◆ **Required action**:
Your response should reproduce every line of the entries that contains the word "shortcut".

◆ **Provided data**:
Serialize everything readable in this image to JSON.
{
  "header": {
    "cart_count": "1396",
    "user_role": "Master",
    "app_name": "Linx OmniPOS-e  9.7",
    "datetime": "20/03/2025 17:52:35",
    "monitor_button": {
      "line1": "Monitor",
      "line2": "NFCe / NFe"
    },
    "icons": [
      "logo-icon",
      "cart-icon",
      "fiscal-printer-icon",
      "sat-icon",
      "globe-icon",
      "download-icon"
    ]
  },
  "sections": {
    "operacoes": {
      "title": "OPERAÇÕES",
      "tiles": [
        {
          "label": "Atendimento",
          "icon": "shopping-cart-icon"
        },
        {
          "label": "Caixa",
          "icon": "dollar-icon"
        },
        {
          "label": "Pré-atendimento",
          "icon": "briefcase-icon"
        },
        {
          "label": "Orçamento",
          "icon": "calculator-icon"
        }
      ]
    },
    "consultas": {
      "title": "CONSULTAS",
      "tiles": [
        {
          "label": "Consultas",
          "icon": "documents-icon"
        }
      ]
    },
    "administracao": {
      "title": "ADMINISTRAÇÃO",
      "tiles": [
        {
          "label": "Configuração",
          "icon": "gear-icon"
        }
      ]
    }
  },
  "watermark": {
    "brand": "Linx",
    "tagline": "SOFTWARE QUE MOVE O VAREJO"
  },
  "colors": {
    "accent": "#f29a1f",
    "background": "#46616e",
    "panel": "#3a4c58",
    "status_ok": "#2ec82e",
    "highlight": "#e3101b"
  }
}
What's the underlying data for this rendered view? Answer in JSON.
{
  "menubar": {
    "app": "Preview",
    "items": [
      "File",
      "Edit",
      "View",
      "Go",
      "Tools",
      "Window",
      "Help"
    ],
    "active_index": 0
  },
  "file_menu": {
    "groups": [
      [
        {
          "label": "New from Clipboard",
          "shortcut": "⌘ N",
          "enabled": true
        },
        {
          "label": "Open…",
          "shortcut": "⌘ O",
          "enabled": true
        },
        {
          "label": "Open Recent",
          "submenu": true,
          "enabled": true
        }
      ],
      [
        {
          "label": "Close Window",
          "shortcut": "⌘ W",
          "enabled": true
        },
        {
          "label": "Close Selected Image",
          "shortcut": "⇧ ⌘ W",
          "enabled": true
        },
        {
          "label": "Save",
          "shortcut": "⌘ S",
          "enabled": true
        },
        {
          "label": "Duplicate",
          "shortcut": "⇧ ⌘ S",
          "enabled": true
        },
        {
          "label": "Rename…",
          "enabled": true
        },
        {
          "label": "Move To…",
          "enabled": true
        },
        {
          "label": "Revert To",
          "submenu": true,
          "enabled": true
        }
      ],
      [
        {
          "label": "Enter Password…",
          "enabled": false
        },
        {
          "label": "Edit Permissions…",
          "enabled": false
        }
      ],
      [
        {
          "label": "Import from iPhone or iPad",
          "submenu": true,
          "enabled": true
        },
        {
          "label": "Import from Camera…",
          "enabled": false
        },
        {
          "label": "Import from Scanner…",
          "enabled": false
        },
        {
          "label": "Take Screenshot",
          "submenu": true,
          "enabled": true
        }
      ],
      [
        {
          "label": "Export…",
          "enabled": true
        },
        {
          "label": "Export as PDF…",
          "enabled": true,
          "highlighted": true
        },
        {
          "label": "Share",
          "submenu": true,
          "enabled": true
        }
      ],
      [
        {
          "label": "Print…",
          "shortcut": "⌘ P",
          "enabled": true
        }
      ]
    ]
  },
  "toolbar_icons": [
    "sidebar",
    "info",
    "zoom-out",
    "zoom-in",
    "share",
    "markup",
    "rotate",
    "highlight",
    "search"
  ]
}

◆ **Result below**:
          "shortcut": "⌘ N",
          "shortcut": "⌘ O",
          "shortcut": "⌘ W",
          "shortcut": "⇧ ⌘ W",
          "shortcut": "⌘ S",
          "shortcut": "⇧ ⌘ S",
          "shortcut": "⌘ P",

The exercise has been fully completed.